Dare to Compare
Not often does a two year starter on the Hawkeye defense return with two more years of eligibility, but redshirt junior Djimon Colbert brings 23 career starts to his weakside linebacker position. Colbert, 6’1” 235 pounds, came to Iowa as a defensive back prospect before switching to linebacker following his redshirt season. Can he have the same breakout junior season that another former defensive back turned weakside linebacker, Anthony Hitchens, had in 2012?
Colbert and Hitchens have nearly identical size measurements, but Hitchens did not have a career start to his name prior to his junior season.
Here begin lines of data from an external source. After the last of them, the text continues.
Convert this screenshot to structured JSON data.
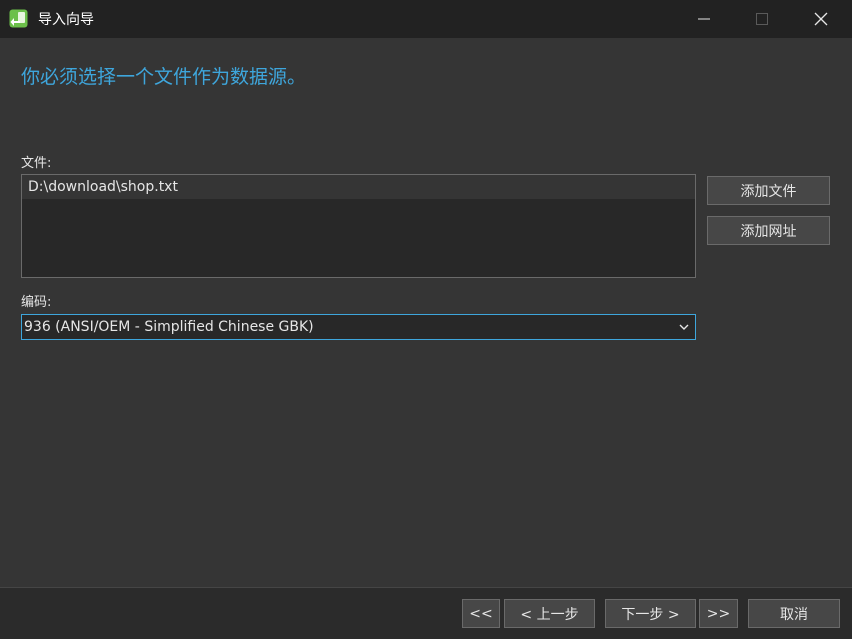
{
  "window": {
    "title": "导入向导",
    "icon": "import-wizard-app-icon",
    "controls": [
      "minimize-icon",
      "maximize-icon",
      "close-icon"
    ]
  },
  "heading": "你必须选择一个文件作为数据源。",
  "file_section": {
    "label": "文件:",
    "files": [
      "D:\\download\\shop.txt"
    ],
    "add_file_label": "添加文件",
    "add_url_label": "添加网址"
  },
  "encoding": {
    "label": "编码:",
    "selected": "936 (ANSI/OEM - Simplified Chinese GBK)"
  },
  "footer": {
    "first_label": "<<",
    "prev_label": "< 上一步",
    "next_label": "下一步 >",
    "last_label": ">>",
    "cancel_label": "取消"
  },
  "colors": {
    "accent": "#3ea6dc",
    "background": "#353535",
    "titlebar": "#222222",
    "button": "#474747"
  }
}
He then went on to be a two-time All-Big Ten selection before being drafted in the fourth round of the NFL Draft by the Dallas Cowboys. I’m not ready to predict a Hitchens level career, but I do think Colbert’s statistical production will increase substantially. While Hitchens was able to adjust to the positional change during practice, it was trial-by-fire for Colbert.
While it was not the best game of Colbert’s season, we will be looking at a few plays from the 2019 game against Penn State. With access to the SkyCam video, we can get a better look at Colbert’s play compared to the traditional tv camera angle.
With more and more teams utilizing spread formations and concepts, a player like Colbert is important with his ability to play inside or outside of the box.
One area Colbert is able to shine is utilizing his quickness in the box to avoid blockers and attack upfield.
Penn State brings a tight formation and Colbert is aligned directly behind the defensive tackle and between the A and B gaps. He and middle linebacker Kristian Welch are running an inside cross blitz attacking the A gap. Penn State’s right tackle is pulling back inside toward the gap Colbert is attacking. Colbert is able to easily avoid the lineman, stack the running back who is acting as a lead blocker, and blow the play up five yards in the backfield.
Colbert is the only linebacker inside of the tackles to start the play. As the left guard pulls to the right, the right tackle is crashing inside toward Colbert. He doesn’t look like he tries to block Colbert, but regardless, Colbert is able to quickly jumps around him and fill the lane created for the running back. He’s able to finish the play by quickly wrapping the legs of the running back to limit the gain
On the next two plays, Colbert shows off not only his speed, but his play strength as well. He’s able to sprint outside, take on the blocking tight end, and hold his position to contain the outside run. His job here is not necessarily to make the tackle, but to occupy a blocker and string out the runner while unblocked pursuit can arrive.
The advantage of having a former defensive back playing linebacker is their speed and experience in coverage. Colbert wasn’t asked to fully defend in space, but his overall speed and natural coverage instincts allow Iowa to disguise a blitz and recover to the offense’s number one weapon.
Prior to the snap, Colbert and Welch are showing a Double A Gap Blitz look. At the snap, both linebackers retreat as Colbert immediately takes off to cover the slot receiver. He’s not able to get to KJ Hamler, who was one of the fastest players in the league, but he was able to get underneath the route enough to force the quarterback off the target and into a sack.
There are areas I’d like to see Colbert improve during the 2020 season. During the Penn State game, Iowa used Colbert on blitzes several times. While his job may not always be to full-on attack the quarterback, he does need to improve post contact initiation. On the next two clips, once he makes contact with the right guard, he is out of the play. If he can better absorb and recover from that contact, he will find himself disrupting the offense at a much higher level.
Colbert will likely not reach the 120+ tackles that Hitchens was able to record during his junior season. If he is able to increase from his low-60s to the mid-80s, I think you will see his intuition start to catch up to his natural abilities.